In the entries that follow, find every line containing "chevron" and copy it.

(Items listed in a dataset)

=== Begin Enclosure ===

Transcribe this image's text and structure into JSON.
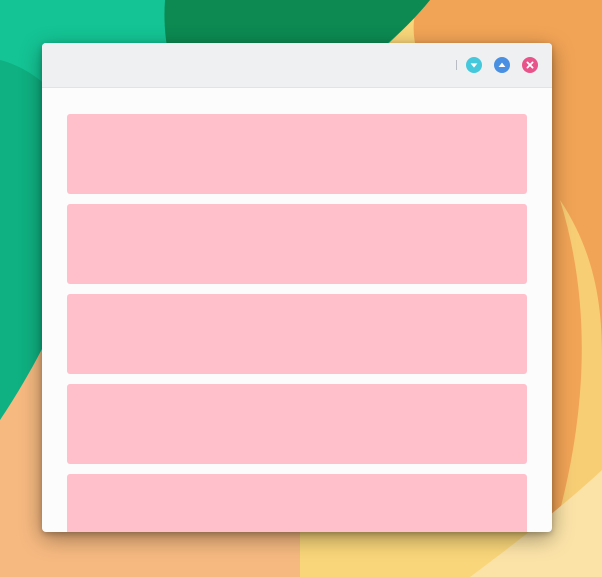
{
  "desktop": {
    "wallpaper_colors": {
      "teal": "#14c494",
      "green_dark": "#0c8a52",
      "green_mid": "#0fb081",
      "orange_light": "#f6b980",
      "orange": "#f2a456",
      "yellow": "#f9d67a",
      "cream": "#fbe3a8"
    }
  },
  "window": {
    "title": "",
    "controls": {
      "minimize_icon": "chevron-down-icon",
      "maximize_icon": "chevron-up-icon",
      "close_icon": "close-icon",
      "minimize_color": "#45c8dc",
      "maximize_color": "#4a90e2",
      "close_color": "#e8538a"
    },
    "panels": [
      {
        "color": "#ffc0cb"
      },
      {
        "color": "#ffc0cb"
      },
      {
        "color": "#ffc0cb"
      },
      {
        "color": "#ffc0cb"
      },
      {
        "color": "#ffc0cb"
      }
    ]
  }
}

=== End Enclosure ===

● **Answer space**:
      "minimize_icon": "chevron-down-icon",
      "maximize_icon": "chevron-up-icon",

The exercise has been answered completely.